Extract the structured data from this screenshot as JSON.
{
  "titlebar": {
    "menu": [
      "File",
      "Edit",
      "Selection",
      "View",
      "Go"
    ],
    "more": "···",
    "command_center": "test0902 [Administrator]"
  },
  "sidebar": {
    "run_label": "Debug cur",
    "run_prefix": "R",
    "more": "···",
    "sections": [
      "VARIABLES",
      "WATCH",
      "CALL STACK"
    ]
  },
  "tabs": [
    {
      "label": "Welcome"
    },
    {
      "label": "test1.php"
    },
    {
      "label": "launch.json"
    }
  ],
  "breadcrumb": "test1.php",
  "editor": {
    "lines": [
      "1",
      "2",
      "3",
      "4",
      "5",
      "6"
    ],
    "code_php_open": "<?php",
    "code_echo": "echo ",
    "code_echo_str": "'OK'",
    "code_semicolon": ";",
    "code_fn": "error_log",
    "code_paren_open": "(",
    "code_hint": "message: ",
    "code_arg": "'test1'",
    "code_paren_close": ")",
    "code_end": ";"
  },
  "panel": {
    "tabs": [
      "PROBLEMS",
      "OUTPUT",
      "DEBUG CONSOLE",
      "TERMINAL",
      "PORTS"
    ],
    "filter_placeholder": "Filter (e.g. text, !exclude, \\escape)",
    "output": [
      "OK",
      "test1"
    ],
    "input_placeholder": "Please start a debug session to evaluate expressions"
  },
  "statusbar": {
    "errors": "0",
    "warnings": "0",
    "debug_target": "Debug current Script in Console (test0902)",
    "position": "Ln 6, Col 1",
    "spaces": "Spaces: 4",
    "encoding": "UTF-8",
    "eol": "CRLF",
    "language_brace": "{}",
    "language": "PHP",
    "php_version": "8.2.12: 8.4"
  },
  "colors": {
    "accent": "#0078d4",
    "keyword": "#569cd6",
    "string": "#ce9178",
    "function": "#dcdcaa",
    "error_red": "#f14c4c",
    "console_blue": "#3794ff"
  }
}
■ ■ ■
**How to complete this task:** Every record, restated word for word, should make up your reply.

**Your solution:**
Extract the structured data from this screenshot as JSON.
{
  "titlebar": {
    "menu": [
      "File",
      "Edit",
      "Selection",
      "View",
      "Go"
    ],
    "more": "···",
    "command_center": "test0902 [Administrator]"
  },
  "sidebar": {
    "run_label": "Debug cur",
    "run_prefix": "R",
    "more": "···",
    "sections": [
      "VARIABLES",
      "WATCH",
      "CALL STACK"
    ]
  },
  "tabs": [
    {
      "label": "Welcome"
    },
    {
      "label": "test1.php"
    },
    {
      "label": "launch.json"
    }
  ],
  "breadcrumb": "test1.php",
  "editor": {
    "lines": [
      "1",
      "2",
      "3",
      "4",
      "5",
      "6"
    ],
    "code_php_open": "<?php",
    "code_echo": "echo ",
    "code_echo_str": "'OK'",
    "code_semicolon": ";",
    "code_fn": "error_log",
    "code_paren_open": "(",
    "code_hint": "message: ",
    "code_arg": "'test1'",
    "code_paren_close": ")",
    "code_end": ";"
  },
  "panel": {
    "tabs": [
      "PROBLEMS",
      "OUTPUT",
      "DEBUG CONSOLE",
      "TERMINAL",
      "PORTS"
    ],
    "filter_placeholder": "Filter (e.g. text, !exclude, \\escape)",
    "output": [
      "OK",
      "test1"
    ],
    "input_placeholder": "Please start a debug session to evaluate expressions"
  },
  "statusbar": {
    "errors": "0",
    "warnings": "0",
    "debug_target": "Debug current Script in Console (test0902)",
    "position": "Ln 6, Col 1",
    "spaces": "Spaces: 4",
    "encoding": "UTF-8",
    "eol": "CRLF",
    "language_brace": "{}",
    "language": "PHP",
    "php_version": "8.2.12: 8.4"
  },
  "colors": {
    "accent": "#0078d4",
    "keyword": "#569cd6",
    "string": "#ce9178",
    "function": "#dcdcaa",
    "error_red": "#f14c4c",
    "console_blue": "#3794ff"
  }
}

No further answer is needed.